Black Friday is just around the corner!
Most of us don’t remember Black Friday growing up. It seems to have exploded over the last five years and is now spoken about for the whole of November. Where did it come from? What are we actually celebrating? How does all that link with marketing?
What Is Black Friday?
Black Friday is an American annual shopping day that falls the day after Thanksgiving. As Americans have it as an extra day off, for most people, it’s the start of the holiday season and a great time to start buying Christmas gifts now that Thanksgiving is over. The name ‘Black Friday’ comes from earning a profit being referred to as ‘in the black’ rather than ‘in the red’. As Black Friday is now the biggest shopping day of the year, with many customers seeing their biggest profits that day, it is understandable why it would be named after the profit.
Here in England, the term Black Friday used to refer to the Friday before Christmas as that was the biggest night of the year for office parties and was a busy time for the NHS and the Police. Amazon introduced Brits to the American version of Black Friday in 2010, but it wasn’t until Asda (owned by American company Walmart) took part in 2013 that it started to be successful in the UK. The following year, many big retailers began introducing their own offers for Black Friday, and it has grown bigger and better year-on-year since. Without these first companies marketing it well, Black Friday would have never become what it is in this country. We do not celebrate Thanksgiving here, yet the following shopping day has become very popular due to clever marketing, and it is now the biggest shopping day of the year. Black Friday in the UK is simply born through and for marketing.
How Do You Market Your Business For Black Friday?

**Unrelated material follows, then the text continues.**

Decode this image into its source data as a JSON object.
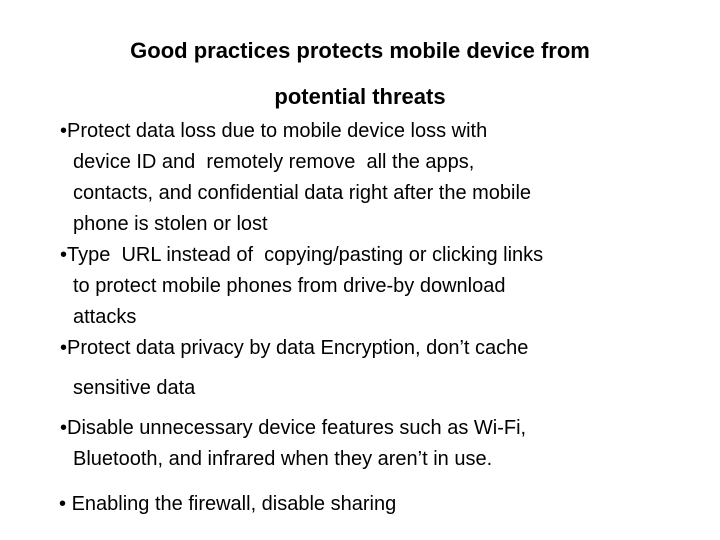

Despite being the most popular shopping day of the year, it does not mean Black Friday sales will be easy. When large companies spend thousands and thousands of pounds on Google Ads and Adwords such as ‘Black Friday Sale’, you have little to no chance of standing out on search engines and attracting new customers. This does not mean all hope is lost. You can see significant profit by focusing your Black Friday marketing efforts on pre-existing customers rather than trying to attract new ones.
You need to start early by sending out eshots (email marketing) to your mailing list with warm-up emails that tease deals and create anticipation. All your email marketing should be branded the same, and you should have graphics designed for your Black Friday marketing that you use consistently across all promotions. A well-designed email will help you stand out from others that your customer will no doubt receive.
As the day approaches, you should be thinking about SMS marketing and social media campaigns, again all targeting your pre-existing customers and followers in your consistent Black Friday branding. Your social media posts should tell a unique story and stand out. If your customer scrolls past ten different Black Friday posts, what can you do to be the one that is remembered? Consider alternative branding away from the typical black and red associated with the days and sales, or why not try marketing using TikTok?
On the day of the sale, whether you choose to do a 24-hour sale or start it early, you need to ensure your website runs on a stable, powerful and reliable platform. If you manage to drive a good amount of traffic to your site, the last thing you want is for the website to crash before customers complete their purchases. Getting a customer to the website isn’t the end of the marketing for them. You can offer them add-ons at the checkout (called cross-selling) or recommend a more expensive version of what they have in their basket (upselling); you can also encourage sales with automated emails for abandoned carts and a thank you series following a sale.
Best of luck with your Black Friday marketing!
If you would like help with getting your website, social media or marketing ready for Black Friday, give us a call today.